Election results raise questions about Christian right'sinfluence Ã¢ÂÂ CNN Belief Blog

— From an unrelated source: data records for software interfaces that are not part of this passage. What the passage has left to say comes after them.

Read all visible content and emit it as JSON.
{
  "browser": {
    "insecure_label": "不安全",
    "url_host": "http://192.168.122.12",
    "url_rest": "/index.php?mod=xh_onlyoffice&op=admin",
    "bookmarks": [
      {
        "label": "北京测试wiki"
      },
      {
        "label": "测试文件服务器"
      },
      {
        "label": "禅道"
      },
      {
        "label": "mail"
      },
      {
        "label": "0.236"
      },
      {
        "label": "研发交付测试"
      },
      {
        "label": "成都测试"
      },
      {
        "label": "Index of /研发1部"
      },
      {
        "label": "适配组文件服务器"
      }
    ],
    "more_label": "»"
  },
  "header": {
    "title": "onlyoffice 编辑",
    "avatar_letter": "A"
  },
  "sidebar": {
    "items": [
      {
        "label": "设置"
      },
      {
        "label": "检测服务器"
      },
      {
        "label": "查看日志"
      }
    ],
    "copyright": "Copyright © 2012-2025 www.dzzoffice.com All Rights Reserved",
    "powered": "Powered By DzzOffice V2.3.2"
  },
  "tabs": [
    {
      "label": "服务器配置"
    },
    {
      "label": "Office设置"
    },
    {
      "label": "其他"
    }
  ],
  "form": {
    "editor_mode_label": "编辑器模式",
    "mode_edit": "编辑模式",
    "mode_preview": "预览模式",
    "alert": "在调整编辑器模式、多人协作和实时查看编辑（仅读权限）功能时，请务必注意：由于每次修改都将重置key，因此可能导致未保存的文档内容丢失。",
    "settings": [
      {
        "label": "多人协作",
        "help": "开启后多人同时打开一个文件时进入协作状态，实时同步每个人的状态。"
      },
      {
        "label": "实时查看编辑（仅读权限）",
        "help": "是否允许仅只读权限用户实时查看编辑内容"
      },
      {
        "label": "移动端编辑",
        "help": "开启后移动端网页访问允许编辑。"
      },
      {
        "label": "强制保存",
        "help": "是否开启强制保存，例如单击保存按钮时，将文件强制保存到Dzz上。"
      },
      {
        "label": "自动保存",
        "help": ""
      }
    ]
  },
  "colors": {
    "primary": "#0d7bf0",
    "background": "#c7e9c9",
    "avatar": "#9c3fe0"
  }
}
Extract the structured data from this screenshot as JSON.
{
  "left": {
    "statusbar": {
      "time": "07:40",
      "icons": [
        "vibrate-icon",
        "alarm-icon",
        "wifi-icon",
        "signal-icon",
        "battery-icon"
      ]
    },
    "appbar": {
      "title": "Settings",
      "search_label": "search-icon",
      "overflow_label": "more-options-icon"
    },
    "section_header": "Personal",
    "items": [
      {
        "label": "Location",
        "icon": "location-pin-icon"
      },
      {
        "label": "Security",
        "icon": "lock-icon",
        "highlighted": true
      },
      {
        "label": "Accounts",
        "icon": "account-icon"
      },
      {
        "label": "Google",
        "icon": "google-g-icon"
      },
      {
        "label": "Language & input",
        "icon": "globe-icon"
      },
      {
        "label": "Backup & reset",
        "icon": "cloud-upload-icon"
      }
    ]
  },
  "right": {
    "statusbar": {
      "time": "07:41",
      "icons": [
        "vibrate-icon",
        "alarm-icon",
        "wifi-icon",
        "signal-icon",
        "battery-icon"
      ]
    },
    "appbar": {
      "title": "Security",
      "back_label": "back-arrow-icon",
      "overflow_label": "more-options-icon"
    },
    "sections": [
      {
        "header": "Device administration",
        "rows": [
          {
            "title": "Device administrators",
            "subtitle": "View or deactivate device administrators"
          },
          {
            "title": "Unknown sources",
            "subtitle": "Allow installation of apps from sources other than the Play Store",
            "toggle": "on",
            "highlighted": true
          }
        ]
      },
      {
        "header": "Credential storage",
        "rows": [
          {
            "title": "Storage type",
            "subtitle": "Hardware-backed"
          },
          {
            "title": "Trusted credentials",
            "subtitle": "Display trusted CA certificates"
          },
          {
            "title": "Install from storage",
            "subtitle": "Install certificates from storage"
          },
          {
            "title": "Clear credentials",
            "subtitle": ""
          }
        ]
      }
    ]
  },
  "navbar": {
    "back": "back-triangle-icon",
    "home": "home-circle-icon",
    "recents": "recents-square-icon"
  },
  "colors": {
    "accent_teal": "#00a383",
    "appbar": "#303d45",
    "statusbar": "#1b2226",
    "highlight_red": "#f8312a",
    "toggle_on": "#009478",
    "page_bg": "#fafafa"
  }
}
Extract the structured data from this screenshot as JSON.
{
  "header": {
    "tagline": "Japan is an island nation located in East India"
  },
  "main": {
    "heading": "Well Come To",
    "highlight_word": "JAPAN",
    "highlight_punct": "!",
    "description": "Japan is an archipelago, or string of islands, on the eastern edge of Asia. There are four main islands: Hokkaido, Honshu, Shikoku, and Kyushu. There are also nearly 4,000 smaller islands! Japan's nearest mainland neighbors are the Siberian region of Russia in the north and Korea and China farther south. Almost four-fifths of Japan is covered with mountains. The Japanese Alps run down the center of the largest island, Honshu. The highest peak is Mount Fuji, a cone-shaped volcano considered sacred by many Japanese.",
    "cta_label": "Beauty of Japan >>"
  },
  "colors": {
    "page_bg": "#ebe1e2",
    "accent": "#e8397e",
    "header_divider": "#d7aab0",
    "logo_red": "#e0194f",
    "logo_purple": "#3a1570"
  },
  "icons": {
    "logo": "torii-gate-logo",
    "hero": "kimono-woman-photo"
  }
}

By Dan Gilgoff, CNN.com Religion EditorWashington (CNN) - for many conservative Christian leaders, it had been a new nightmare scenario:Barack Obama decisively re-elected. Same-sex marriage adopted through voters in a new few states.Rigorously anti-abortion candidates defeated inside conservative red states.On multiple levels, Tuesday's election outcomes raised questions concerning the Christian right'sagenda in American politics, eight years after the movement assisted sweep President George W.Bush right into a second term as well as opened the actual era associated with state bans aboutsame-sex marriage."For the first period tonight, same-sex marriage continues for you to be passed through well-liked vote throughout Maine as well as Maryland," stated Robert P. Jones, any Washington-based pollsterwho focuses primarily on queries about politics and also religion."The historic nature of those results tend to be hard to overstate," Jones said. "Given your strongassistance associated with younger Americans for same-sex marriage, it isn't likely this problem willreappear as a major national wedge issue." Your Take: should churches end up being polling places?Some conservative evangelical leaders echoed in which line. Albert Mohler, who heads the SouthernBaptist Theological Seminary, said about Twitter in which votes for same-sex marriage suggestedthat will "we are witnessing any fundamental moral realignment of the country." A Tuesday ballot measure to become able to legalize same-sex marriage inside Washington state canbe nonetheless pending. Throughout Minnesota, voters rejected the Tuesday measure in which couldhave banned same-sex marriage there.Thirty-eight states get banned same-sex marriage, mostly by way of constitutional amendments.Obama's victory in addition raised concerns about the Christian right's influence inside theelectorate.Though evangelical leaders as diverse because the Southern Baptist Convention's Richard Propertyas well as Christian icon Billy Graham voiced assistance with regard to Mitt Romney (Grahamstopped short associated with an official endorsement), Obama performed better amongst whiteevangelicals compared to he did in 2008 in any few states.Follow your CNN Belief blog about TwitterIn swing state Ohio, exit polls demonstrated that Obama got 30% support among white evangelicals.while that's hardly a new victory, it's a lot better than your 27% support Obama got among those voters four a long time ago.